  • Minimum power consumption: 8μA. Yes, eight microamps

Software & demos

Now that the hardware design is frozen I am working on the software including some demos. The AAduino Zero is currently programmed in C using the lovely libopencm3 project. I am planning on adding Arduino IDE support as not everyone are comfortable with installing toolchains, running makefiles and so on.

The first, and most obvious demo, is to get one AAduino Zero talking wirelessly to another one acting as a gateway, forwarding the received packets to eg. a Raspberry Pi. We will see about the next demo implemented but it might be an energy monitor as the one I was using broke down recently 😉
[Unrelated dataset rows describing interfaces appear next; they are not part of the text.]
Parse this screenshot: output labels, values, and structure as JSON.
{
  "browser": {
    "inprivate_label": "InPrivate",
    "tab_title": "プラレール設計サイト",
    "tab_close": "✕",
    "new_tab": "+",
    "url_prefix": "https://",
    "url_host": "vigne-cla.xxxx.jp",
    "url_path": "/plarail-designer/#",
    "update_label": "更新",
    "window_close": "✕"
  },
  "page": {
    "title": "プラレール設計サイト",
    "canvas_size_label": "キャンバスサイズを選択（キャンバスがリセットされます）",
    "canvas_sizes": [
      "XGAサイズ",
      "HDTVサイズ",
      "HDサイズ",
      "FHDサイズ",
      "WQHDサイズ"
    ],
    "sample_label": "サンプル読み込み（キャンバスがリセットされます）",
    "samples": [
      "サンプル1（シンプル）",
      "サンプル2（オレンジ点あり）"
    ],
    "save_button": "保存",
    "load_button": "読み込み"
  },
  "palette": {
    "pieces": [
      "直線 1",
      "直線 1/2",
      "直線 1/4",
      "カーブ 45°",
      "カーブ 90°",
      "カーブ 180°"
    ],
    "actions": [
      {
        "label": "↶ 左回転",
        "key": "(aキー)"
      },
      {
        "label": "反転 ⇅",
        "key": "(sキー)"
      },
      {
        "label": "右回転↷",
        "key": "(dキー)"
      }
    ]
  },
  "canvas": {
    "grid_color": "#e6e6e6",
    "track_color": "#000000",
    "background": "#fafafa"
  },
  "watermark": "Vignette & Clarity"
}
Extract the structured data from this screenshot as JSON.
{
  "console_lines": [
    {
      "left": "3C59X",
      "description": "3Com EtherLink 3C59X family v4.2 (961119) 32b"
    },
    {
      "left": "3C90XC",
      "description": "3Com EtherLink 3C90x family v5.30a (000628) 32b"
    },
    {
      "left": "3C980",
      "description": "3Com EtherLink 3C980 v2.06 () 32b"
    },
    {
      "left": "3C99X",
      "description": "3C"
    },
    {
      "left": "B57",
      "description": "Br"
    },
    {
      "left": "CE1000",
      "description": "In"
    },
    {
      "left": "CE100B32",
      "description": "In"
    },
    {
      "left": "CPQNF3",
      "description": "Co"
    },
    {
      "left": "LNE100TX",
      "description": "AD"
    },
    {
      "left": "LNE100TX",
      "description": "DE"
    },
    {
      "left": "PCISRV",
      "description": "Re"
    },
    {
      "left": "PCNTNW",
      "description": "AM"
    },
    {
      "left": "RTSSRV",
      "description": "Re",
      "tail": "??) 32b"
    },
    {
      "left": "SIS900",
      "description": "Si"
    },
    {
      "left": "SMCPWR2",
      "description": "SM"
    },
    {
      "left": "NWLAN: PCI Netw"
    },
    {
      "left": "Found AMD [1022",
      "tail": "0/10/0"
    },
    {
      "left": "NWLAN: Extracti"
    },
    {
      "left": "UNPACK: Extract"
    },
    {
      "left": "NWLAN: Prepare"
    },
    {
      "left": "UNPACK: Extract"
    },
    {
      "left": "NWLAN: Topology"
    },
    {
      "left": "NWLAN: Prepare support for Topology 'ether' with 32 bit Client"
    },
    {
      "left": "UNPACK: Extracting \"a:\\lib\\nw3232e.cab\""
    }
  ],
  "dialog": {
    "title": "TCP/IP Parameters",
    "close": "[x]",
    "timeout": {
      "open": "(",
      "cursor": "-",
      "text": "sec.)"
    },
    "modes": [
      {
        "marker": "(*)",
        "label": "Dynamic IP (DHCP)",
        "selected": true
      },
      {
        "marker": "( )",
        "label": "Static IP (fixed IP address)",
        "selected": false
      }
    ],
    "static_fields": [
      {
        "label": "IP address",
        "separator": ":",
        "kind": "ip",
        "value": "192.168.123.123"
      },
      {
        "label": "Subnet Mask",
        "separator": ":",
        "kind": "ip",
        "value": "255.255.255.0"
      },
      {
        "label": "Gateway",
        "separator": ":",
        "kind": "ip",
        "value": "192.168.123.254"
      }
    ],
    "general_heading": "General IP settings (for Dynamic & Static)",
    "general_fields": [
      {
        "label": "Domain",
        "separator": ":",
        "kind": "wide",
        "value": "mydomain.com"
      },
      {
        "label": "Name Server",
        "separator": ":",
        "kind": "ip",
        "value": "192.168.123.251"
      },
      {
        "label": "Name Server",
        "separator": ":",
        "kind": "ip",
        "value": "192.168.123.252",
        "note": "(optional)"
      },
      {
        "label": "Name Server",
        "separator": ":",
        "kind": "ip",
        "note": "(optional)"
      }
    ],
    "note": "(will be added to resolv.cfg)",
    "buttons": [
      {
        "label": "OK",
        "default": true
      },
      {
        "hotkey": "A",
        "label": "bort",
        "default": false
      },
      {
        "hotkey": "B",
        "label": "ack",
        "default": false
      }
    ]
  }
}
A tiny test fixture companion

In addition to the AAduino Zero, I designed a small test jig to go with it. While the jig is useful for SWD flashing and debugging, it is not required for application development; the AAduino Zero will have an “Arduino style” serial boot loader. I designed three parts in Fusion 360 to hold the AAduino Zero in place:

The “holder” is placed on top of the “jig” and both are fastened to the PCB using M3 bolts. The AAduino Zero goes into the holder and is locked in place with the small “key”.

Pogo pins connect the device to the SWD and FTDI ports on the back and provide power from the DC jack. The unpopulated “AApins” connector is meant for a small hand held pogo pin programming adapter currently in production. It has not been decided if the jig will be included in the campaign but as mentioned previously, it is not required for working with the AAduino Zero.

Open Source?

As always, very much so. Both hardware and software will be published on on GitHub, with one small caveat. The Eagle design files will only be published once the campaign is over and the AAduino Zeros start reaching the backers.